In his book, Empire, Jeremy Paxman says, “Britain was undoubtedly the pre-eminent power in the world in the eighteenth century”.
One glance at the map of the world in 1789, in our TimeMap of World History, will show the Chinese Empire was much larger than the British Empire at that time. And in terms of population it would have been much larger still. Beijing was the largest city in the world, and China was almost certainly wealthier than the British Empire in terms of GDP, although this wealth was not so concentrated in one small area. In fact, according to recent studies, China was on a par with the British Empire in terms of GDP per head, let alone total GDP. Militarily the Chinese army vastly outnumbered the British, and in the eighteenth century acquitted itself well against Russian forces. It did not really have a navy to speak of, but then, what could the Royal Navy have accomplished against the huge landmass of China?
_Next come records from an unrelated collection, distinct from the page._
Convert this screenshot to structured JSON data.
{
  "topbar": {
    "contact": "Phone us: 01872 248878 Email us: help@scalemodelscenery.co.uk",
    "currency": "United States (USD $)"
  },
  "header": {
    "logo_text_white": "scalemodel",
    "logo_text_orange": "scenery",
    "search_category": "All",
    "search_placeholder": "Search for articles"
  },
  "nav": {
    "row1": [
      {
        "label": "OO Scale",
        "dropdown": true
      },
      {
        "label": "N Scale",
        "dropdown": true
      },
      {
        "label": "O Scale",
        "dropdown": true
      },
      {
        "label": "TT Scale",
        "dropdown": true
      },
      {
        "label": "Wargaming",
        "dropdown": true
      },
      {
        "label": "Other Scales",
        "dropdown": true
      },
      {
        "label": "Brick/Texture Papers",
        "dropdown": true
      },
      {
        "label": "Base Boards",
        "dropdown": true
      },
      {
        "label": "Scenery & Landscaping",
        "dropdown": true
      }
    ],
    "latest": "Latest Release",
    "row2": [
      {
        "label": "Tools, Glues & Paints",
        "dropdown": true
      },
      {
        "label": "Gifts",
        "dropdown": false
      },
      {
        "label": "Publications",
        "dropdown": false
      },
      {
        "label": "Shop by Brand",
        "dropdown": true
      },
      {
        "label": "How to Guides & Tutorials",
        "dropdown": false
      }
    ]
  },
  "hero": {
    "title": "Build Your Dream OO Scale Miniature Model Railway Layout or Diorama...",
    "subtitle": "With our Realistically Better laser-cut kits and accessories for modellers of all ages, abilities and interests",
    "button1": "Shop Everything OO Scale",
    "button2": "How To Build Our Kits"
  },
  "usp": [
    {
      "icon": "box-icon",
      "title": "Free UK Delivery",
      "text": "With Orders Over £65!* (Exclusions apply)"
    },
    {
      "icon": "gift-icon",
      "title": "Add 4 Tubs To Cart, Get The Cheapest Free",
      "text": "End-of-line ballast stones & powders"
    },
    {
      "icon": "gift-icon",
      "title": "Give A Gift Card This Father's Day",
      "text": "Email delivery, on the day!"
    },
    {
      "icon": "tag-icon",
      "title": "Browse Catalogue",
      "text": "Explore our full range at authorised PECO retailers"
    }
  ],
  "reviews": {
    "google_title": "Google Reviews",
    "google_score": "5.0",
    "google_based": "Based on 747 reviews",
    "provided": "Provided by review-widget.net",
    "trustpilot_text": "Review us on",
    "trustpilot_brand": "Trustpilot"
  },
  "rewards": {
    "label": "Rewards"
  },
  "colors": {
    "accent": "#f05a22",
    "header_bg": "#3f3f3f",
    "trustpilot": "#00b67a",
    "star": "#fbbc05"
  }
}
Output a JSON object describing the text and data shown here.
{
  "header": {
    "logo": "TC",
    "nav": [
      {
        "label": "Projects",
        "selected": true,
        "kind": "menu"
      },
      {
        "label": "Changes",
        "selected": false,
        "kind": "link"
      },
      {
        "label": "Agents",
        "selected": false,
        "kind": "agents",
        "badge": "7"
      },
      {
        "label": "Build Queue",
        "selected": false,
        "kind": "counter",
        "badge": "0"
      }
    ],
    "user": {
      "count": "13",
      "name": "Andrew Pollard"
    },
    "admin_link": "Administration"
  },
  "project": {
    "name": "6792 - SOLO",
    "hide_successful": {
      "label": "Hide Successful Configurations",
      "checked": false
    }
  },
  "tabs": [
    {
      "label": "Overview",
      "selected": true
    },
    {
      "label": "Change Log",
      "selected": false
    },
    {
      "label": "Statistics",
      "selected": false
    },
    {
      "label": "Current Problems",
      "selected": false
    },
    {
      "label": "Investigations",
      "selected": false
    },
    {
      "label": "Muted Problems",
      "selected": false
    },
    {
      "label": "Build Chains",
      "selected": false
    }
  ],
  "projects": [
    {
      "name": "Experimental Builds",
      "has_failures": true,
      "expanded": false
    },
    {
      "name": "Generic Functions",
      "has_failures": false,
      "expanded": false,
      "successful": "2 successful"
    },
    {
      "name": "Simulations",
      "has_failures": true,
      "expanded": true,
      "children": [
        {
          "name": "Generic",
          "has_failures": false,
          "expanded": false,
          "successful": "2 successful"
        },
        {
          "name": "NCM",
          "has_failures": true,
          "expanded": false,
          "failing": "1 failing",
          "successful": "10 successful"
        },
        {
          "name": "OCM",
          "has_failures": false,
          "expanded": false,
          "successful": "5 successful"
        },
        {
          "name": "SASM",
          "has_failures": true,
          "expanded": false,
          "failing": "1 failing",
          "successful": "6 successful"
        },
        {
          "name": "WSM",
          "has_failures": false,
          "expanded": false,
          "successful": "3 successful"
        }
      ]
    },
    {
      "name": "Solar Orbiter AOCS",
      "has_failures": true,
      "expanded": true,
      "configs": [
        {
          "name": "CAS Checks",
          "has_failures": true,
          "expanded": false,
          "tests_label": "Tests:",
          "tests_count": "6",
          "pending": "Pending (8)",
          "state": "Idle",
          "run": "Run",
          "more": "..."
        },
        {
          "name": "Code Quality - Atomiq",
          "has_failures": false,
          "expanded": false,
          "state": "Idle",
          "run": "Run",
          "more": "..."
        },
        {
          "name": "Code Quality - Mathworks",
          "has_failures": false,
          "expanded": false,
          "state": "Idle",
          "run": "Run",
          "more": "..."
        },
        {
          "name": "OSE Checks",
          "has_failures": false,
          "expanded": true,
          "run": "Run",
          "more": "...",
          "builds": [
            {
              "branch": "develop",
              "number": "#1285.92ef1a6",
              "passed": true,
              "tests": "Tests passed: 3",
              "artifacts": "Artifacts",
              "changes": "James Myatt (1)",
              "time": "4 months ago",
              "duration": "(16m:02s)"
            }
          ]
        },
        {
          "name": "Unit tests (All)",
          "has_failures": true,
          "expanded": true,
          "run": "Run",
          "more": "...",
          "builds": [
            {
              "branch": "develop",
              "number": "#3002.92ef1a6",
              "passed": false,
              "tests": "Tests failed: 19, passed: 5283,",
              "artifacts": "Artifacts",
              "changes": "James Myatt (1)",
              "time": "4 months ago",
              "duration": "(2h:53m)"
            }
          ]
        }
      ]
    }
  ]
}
This all changed in the first part of the 19th century. Imperial expansion brought most of India under British power, and Industrialization boosted both Britain’s wealth and its military power. When Britain and China clashed in the First Opium War (1839-42), it was a one-sided affair – though not without a significant land-based success for the Chinese. This episode sparked the unravelling of Chinese imperial power, which ended in the overthrow of the Qing dynasty in 1912.
But in the eighteenth century, China was undoubtedly the largest and most powerful empire in the world; and it behoves us to remember that, so far as world history is concerned, the West’s dominance has up to now only lasted a moment.
By Peter Britton